Design Thinking can be applied to almost everything. But the question is, can be applied for the voiceless, the invisible, the institutionally disenfranchised? Can design change the lives of the homeless people? Kenji Nakayama and Christopher Hope are the autors of the project Signs for the Homeless.
This project started in Boston and Cambridge, and they hope that will expand in other states. The project exchanges handwritten panhandling signs for colorfully illustrated, eye-catching recreations that aim to give the homeless a power that most of us take for granted: The power to be noticed.
The basic concept behind the ongoing project is that the two artists approach homeless people on the streets who are holding signs and propose an exchange. Essentially, Nakayama and Hope offer $10 and create hand painted signs for each person they come across. But the tattered signs that the people on our streets wave a thousand times a day to catch our attention aren’t just for begging.

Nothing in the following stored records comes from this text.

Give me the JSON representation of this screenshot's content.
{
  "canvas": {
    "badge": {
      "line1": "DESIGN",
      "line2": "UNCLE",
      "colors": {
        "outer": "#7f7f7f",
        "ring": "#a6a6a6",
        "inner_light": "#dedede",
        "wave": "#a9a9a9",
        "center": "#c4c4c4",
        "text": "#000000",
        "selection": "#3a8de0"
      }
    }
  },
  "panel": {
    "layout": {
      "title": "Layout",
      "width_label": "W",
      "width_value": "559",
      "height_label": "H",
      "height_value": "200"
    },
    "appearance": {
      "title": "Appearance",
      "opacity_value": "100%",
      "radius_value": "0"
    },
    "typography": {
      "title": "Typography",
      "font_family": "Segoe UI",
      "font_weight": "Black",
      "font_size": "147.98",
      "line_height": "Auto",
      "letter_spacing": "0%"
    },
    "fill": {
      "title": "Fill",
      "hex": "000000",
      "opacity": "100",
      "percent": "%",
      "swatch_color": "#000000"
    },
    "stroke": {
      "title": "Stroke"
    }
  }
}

They want to rip those blinders off, with graphic design. Good design helps you see the world in a different way. Design is a powerful force that can help overpower people’s preconceptions and attract us to the very things we were once repelled by. Good design can’t in itself help the lives of the homeless, but it can help give the homeless back their voice and humanity. If it can do that, design doesn’t need to solve the homeless problem we can do it ourselves.
Here are some more images of this project: